__Task goal__
Return every line from the records below in which the word "descriptors" is found.

__Raw data__

┌──

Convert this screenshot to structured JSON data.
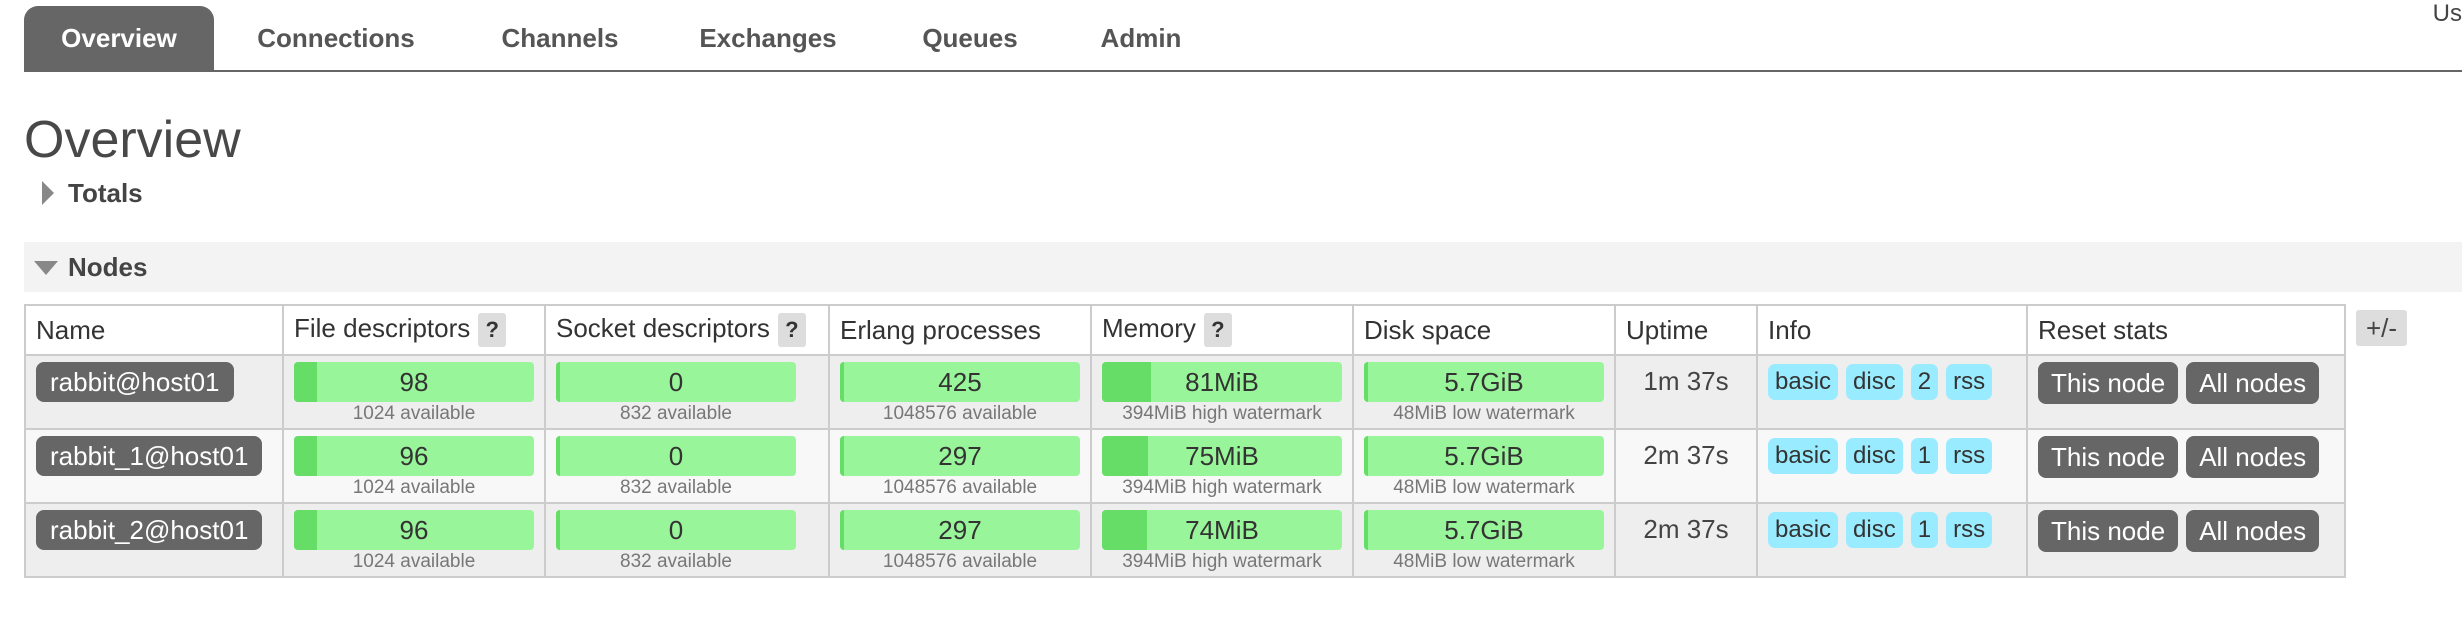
{
  "nav": {
    "tabs": [
      {
        "label": "Overview",
        "active": true
      },
      {
        "label": "Connections"
      },
      {
        "label": "Channels"
      },
      {
        "label": "Exchanges"
      },
      {
        "label": "Queues"
      },
      {
        "label": "Admin"
      }
    ],
    "user_label": "Us"
  },
  "page_title": "Overview",
  "totals": {
    "label": "Totals"
  },
  "nodes_section": {
    "label": "Nodes"
  },
  "table": {
    "headers": {
      "name": "Name",
      "file_descriptors": "File descriptors",
      "socket_descriptors": "Socket descriptors",
      "erlang_processes": "Erlang processes",
      "memory": "Memory",
      "disk_space": "Disk space",
      "uptime": "Uptime",
      "info": "Info",
      "reset_stats": "Reset stats"
    },
    "help_label": "?",
    "plus_minus": "+/-",
    "rows": [
      {
        "name": "rabbit@host01",
        "fd": {
          "value": "98",
          "sub": "1024 available",
          "fraction": 0.096
        },
        "sd": {
          "value": "0",
          "sub": "832 available",
          "fraction": 0
        },
        "ep": {
          "value": "425",
          "sub": "1048576 available",
          "fraction": 0.0004
        },
        "mem": {
          "value": "81MiB",
          "sub": "394MiB high watermark",
          "fraction": 0.206
        },
        "disk": {
          "value": "5.7GiB",
          "sub": "48MiB low watermark",
          "fraction": 0.0
        },
        "uptime": "1m 37s",
        "info": [
          "basic",
          "disc",
          "2",
          "rss"
        ],
        "reset": {
          "this_node": "This node",
          "all_nodes": "All nodes"
        }
      },
      {
        "name": "rabbit_1@host01",
        "fd": {
          "value": "96",
          "sub": "1024 available",
          "fraction": 0.094
        },
        "sd": {
          "value": "0",
          "sub": "832 available",
          "fraction": 0
        },
        "ep": {
          "value": "297",
          "sub": "1048576 available",
          "fraction": 0.0003
        },
        "mem": {
          "value": "75MiB",
          "sub": "394MiB high watermark",
          "fraction": 0.19
        },
        "disk": {
          "value": "5.7GiB",
          "sub": "48MiB low watermark",
          "fraction": 0.0
        },
        "uptime": "2m 37s",
        "info": [
          "basic",
          "disc",
          "1",
          "rss"
        ],
        "reset": {
          "this_node": "This node",
          "all_nodes": "All nodes"
        }
      },
      {
        "name": "rabbit_2@host01",
        "fd": {
          "value": "96",
          "sub": "1024 available",
          "fraction": 0.094
        },
        "sd": {
          "value": "0",
          "sub": "832 available",
          "fraction": 0
        },
        "ep": {
          "value": "297",
          "sub": "1048576 available",
          "fraction": 0.0003
        },
        "mem": {
          "value": "74MiB",
          "sub": "394MiB high watermark",
          "fraction": 0.188
        },
        "disk": {
          "value": "5.7GiB",
          "sub": "48MiB low watermark",
          "fraction": 0.0
        },
        "uptime": "2m 37s",
        "info": [
          "basic",
          "disc",
          "1",
          "rss"
        ],
        "reset": {
          "this_node": "This node",
          "all_nodes": "All nodes"
        }
      }
    ]
  },
  "colors": {
    "meter_bg": "#99f599",
    "meter_fill": "#66dd66",
    "badge_bg": "#99ebff",
    "button_bg": "#666666"
  }
}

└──

__Answer to this task__
      "file_descriptors": "File descriptors",
      "socket_descriptors": "Socket descriptors",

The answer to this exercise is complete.